Commenters last night noticed that the blockbuster NBC story — showing Obama knew years ago that not everyone would be able to “keep” their plan as promised — had disappeared. It has now resurfaced at the same URL, but for a while, a key paragraph was missing:
That is the paragraph that showed that HHS was going out of its way to make it difficult for policies to be grandfathered. The paragraph seems to be restored now, but let’s quote that passage in normal readable font in case it mysteriously disappears again.
None of this should come as a shock to the Obama administration. The law states that policies in effect as of March 23, 2010 will be “grandfathered,” meaning consumers can keep those policies even though they don’t meet requirements of the new health care law. But the Department of Health and Human Services then wrote regulations that narrowed that provision, by saying that if any part of a policy was significantly changed since that date — the deductible, co-pay, or benefits, for example — the policy would not be grandfathered.
As Morgen Richmond points out, this is actually something the administration boasted about years ago:
Q: How will the regulation help me keep my coverage if I don’t want to choose a new private plan?
A: The regulation lets health plans that existed on March 23, 2010, when the Affordable Care Act became a law, to be “grandfathered” and thus be exempt from some of the new law’s provisions. But the rule sets firm limits on how much your current coverage can be changed before it loses its grandfathered status. Compared to their policies in effect on March 23, 2010, grandfathered plans:
*Cannot significantly cut or reduce benefits – for example, if your plan covers care for people with diseases such as diabetes, cystic fibrosis or HIV/AIDS, the plan cannot eliminate coverage for those diseases;
*Cannot raise co-insurance charges – for example, it increases your share of a hospital bill from 20% to 25%;
*Cannot significantly raise co-payment charges – for example, it raises its copayment from $30 to $50 over the next 2 years;
*Cannot significantly raise deductibles – for example, it raises a $1,000 deductible by $500 over the next 2 years;
*Cannot significantly lower employer contributions by more than 5 percent – for example, it increases its workers’ share of the premium from 15% to 25%;
*Cannot add or tighten an annual limit on what the insurer pays.

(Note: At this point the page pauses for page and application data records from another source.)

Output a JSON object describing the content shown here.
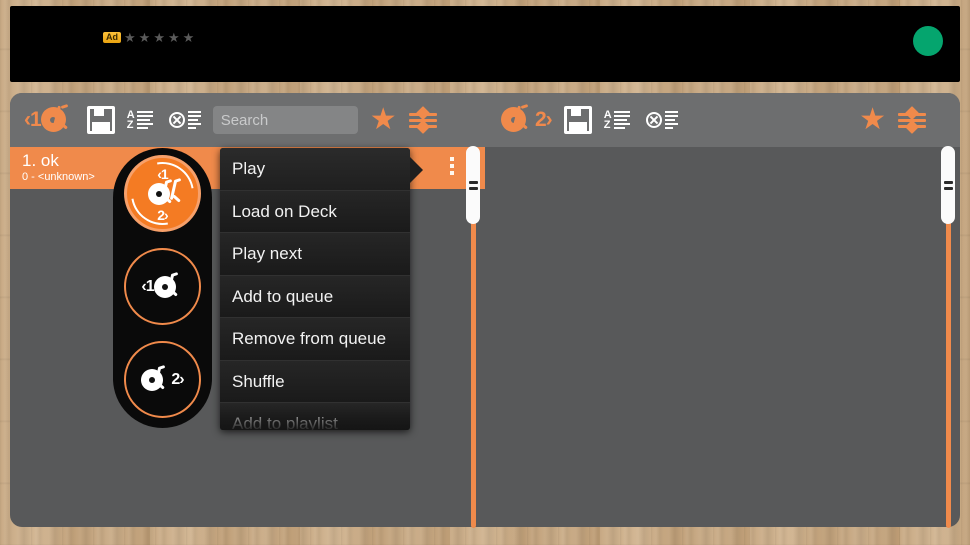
{
  "ad": {
    "badge_label": "Ad",
    "stars": [
      "★",
      "★",
      "★",
      "★",
      "★"
    ],
    "star_color": "#5b5b5b",
    "badge_color": "#e9a310",
    "dot_color": "#05a56e"
  },
  "toolbar": {
    "accent_color": "#f08a4b",
    "background": "#6d6e6f",
    "left": {
      "deck_label": "‹1",
      "deck_icon": "turntable-icon",
      "save_icon": "save-icon",
      "sort_icon": "sort-az-icon",
      "clear_icon": "clear-list-icon",
      "star_icon": "star-icon",
      "filter_icon": "filter-icon"
    },
    "right": {
      "deck_label": "2›",
      "deck_icon": "turntable-icon",
      "save_icon": "save-icon",
      "sort_icon": "sort-az-icon",
      "clear_icon": "clear-list-icon",
      "star_icon": "star-icon",
      "filter_icon": "filter-icon"
    }
  },
  "search": {
    "placeholder": "Search",
    "value": ""
  },
  "left_pane": {
    "selected_row": {
      "title": "1. ok",
      "subtitle": "0 - <unknown>",
      "background": "#f08a4b",
      "kebab_icon": "more-options-icon"
    }
  },
  "deck_selector": {
    "both": {
      "top_label": "‹1",
      "bottom_label": "2›",
      "name": "load-both-decks"
    },
    "one": {
      "label": "‹1",
      "name": "load-deck-1"
    },
    "two": {
      "label": "2›",
      "name": "load-deck-2"
    }
  },
  "context_menu": {
    "items": [
      {
        "label": "Play"
      },
      {
        "label": "Load on Deck"
      },
      {
        "label": "Play next"
      },
      {
        "label": "Add to queue"
      },
      {
        "label": "Remove from queue"
      },
      {
        "label": "Shuffle"
      },
      {
        "label": "Add to playlist"
      }
    ]
  },
  "scrollbars": {
    "left": {
      "thumb_position_pct": 0,
      "track_color": "#f08a4b"
    },
    "right": {
      "thumb_position_pct": 0,
      "track_color": "#f08a4b"
    }
  }
}
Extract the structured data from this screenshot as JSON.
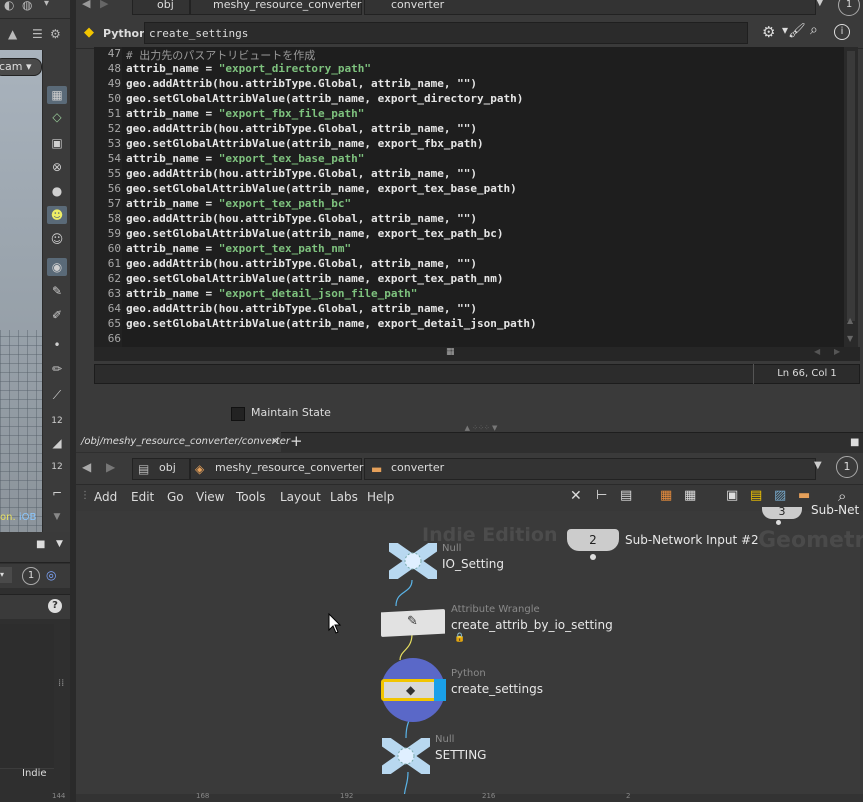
{
  "node": {
    "type_label": "Python",
    "name": "create_settings"
  },
  "editor": {
    "lines": [
      {
        "n": "47",
        "comment": "# 出力先のパスアトリビュートを作成"
      },
      {
        "n": "48",
        "pre": "attrib_name = ",
        "str": "\"export_directory_path\"",
        "post": ""
      },
      {
        "n": "49",
        "pre": "geo.addAttrib(hou.attribType.Global, attrib_name, \"\")",
        "str": "",
        "post": ""
      },
      {
        "n": "50",
        "pre": "geo.setGlobalAttribValue(attrib_name, export_directory_path)",
        "str": "",
        "post": ""
      },
      {
        "n": "51",
        "pre": "attrib_name = ",
        "str": "\"export_fbx_file_path\"",
        "post": ""
      },
      {
        "n": "52",
        "pre": "geo.addAttrib(hou.attribType.Global, attrib_name, \"\")",
        "str": "",
        "post": ""
      },
      {
        "n": "53",
        "pre": "geo.setGlobalAttribValue(attrib_name, export_fbx_path)",
        "str": "",
        "post": ""
      },
      {
        "n": "54",
        "pre": "attrib_name = ",
        "str": "\"export_tex_base_path\"",
        "post": ""
      },
      {
        "n": "55",
        "pre": "geo.addAttrib(hou.attribType.Global, attrib_name, \"\")",
        "str": "",
        "post": ""
      },
      {
        "n": "56",
        "pre": "geo.setGlobalAttribValue(attrib_name, export_tex_base_path)",
        "str": "",
        "post": ""
      },
      {
        "n": "57",
        "pre": "attrib_name = ",
        "str": "\"export_tex_path_bc\"",
        "post": ""
      },
      {
        "n": "58",
        "pre": "geo.addAttrib(hou.attribType.Global, attrib_name, \"\")",
        "str": "",
        "post": ""
      },
      {
        "n": "59",
        "pre": "geo.setGlobalAttribValue(attrib_name, export_tex_path_bc)",
        "str": "",
        "post": ""
      },
      {
        "n": "60",
        "pre": "attrib_name = ",
        "str": "\"export_tex_path_nm\"",
        "post": ""
      },
      {
        "n": "61",
        "pre": "geo.addAttrib(hou.attribType.Global, attrib_name, \"\")",
        "str": "",
        "post": ""
      },
      {
        "n": "62",
        "pre": "geo.setGlobalAttribValue(attrib_name, export_tex_path_nm)",
        "str": "",
        "post": ""
      },
      {
        "n": "63",
        "pre": "attrib_name = ",
        "str": "\"export_detail_json_file_path\"",
        "post": ""
      },
      {
        "n": "64",
        "pre": "geo.addAttrib(hou.attribType.Global, attrib_name, \"\")",
        "str": "",
        "post": ""
      },
      {
        "n": "65",
        "pre": "geo.setGlobalAttribValue(attrib_name, export_detail_json_path)",
        "str": "",
        "post": ""
      },
      {
        "n": "66",
        "pre": "",
        "str": "",
        "post": ""
      }
    ],
    "cursor_pos": "Ln 66, Col 1"
  },
  "maintain_state": "Maintain State",
  "viewport": {
    "cam_label": "cam",
    "footer_text": "on. ",
    "footer_link": "iOB"
  },
  "left_panel": {
    "indie_label": "Indie",
    "help_icon": "?"
  },
  "breadcrumbs_top": {
    "obj": "obj",
    "network": "meshy_resource_converter",
    "sop": "converter"
  },
  "network": {
    "tab_label": "/obj/meshy_resource_converter/converter",
    "tab_close": "×",
    "add_tab": "+",
    "path_obj": "obj",
    "path_network": "meshy_resource_converter",
    "path_sop": "converter",
    "viewer_count": "1",
    "menu": [
      "Add",
      "Edit",
      "Go",
      "View",
      "Tools",
      "Layout",
      "Labs",
      "Help"
    ],
    "watermark_edition": "Indie Edition",
    "watermark_context": "Geometry",
    "subnet_input_2_number": "2",
    "subnet_input_2_label": "Sub-Network Input #2",
    "subnet_input_3_number": "3",
    "subnet_input_3_label": "Sub-Net",
    "nodes": [
      {
        "type": "Null",
        "name": "IO_Setting"
      },
      {
        "type": "Attribute Wrangle",
        "name": "create_attrib_by_io_setting"
      },
      {
        "type": "Python",
        "name": "create_settings"
      },
      {
        "type": "Null",
        "name": "SETTING"
      }
    ],
    "ruler": [
      "144",
      "168",
      "192",
      "216",
      "2"
    ]
  },
  "colors": {
    "string": "#7ec27e",
    "selected_outline": "#f2c500",
    "python_node_ring": "#6c7bd8"
  }
}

Some insurers cap the amount that they will pay for covered services each year. If they want to retain their status as grandfathered plans, plans cannot tighten any annual dollar limit in place as of March 23, 2010. Moreover, plans that do not have an annual dollar limit cannot add a new one unless they are replacing a lifetime dollar limit with an annual dollar limit that is at least as high as the lifetime limit (which is more protective of high-cost enrollees).
It sounds wonderful, doesn’t it — except that refusing to grandfather anything that changes even slightly means you don’t actually get to keep your plan, as promised, because premiums go up, other things change, and any little change means you get kicked into the new whatever-Democrats-like plans where seniors are paying for childbirth coverage.
What is actually happening — and it was known this would happen — is that plans are disappearing because they do not comply with the new regulations. In some cases, they are being replaced by new and more expensive plans; we have seen numerous stories about this in recent days, and commenter Kevin M. provides the letter his wife received placing the blame for the cancellation of their less expensive policy squarely on ObamaCare:
It’s OK, though: Kevin’s wife can purchase a new and more expensive plan.
Some others aren’t so lucky. Some other private plans are being cancelled outright. It’s OK — the people affected can simply go to the exchanges!
You know: the exchanges that don’t work.
So if you’re on a private plan and you are receiving expensive treatment for, say, cancer, or some other life-threatening condition, your insurance company may simply cancel your plan on the theory that the exchanges can pick up the slack — and then, when the government’s incompetence in building a simple ^%&&^*& website is not fixed in time, your treatment will be disrupted.
The government’s hubris in taking over health care insurance, and failing to provide an alternative, may actually put people’s health at risk if they don’t get this thing fixed.
And we are powerless to do anything about it. It’s enough to make you want to scream and storm the barricades — but that won’t do any good. So you just sit and fume. Because that’s what you do when government takes over and screws it up. You can’t go to the competition. You can’t vote them out because the system is rigged. So you sit and fume.
This is the problem with lack of competition, folks. There are no alternatives. That’s why it’s incredibly dangerous and stupid to turn over such an important part of the economy to the government. And make no mistake: that’s what we have done. (And by “we” I mean other people.)
I will now go scream into a pillow. What else can I do?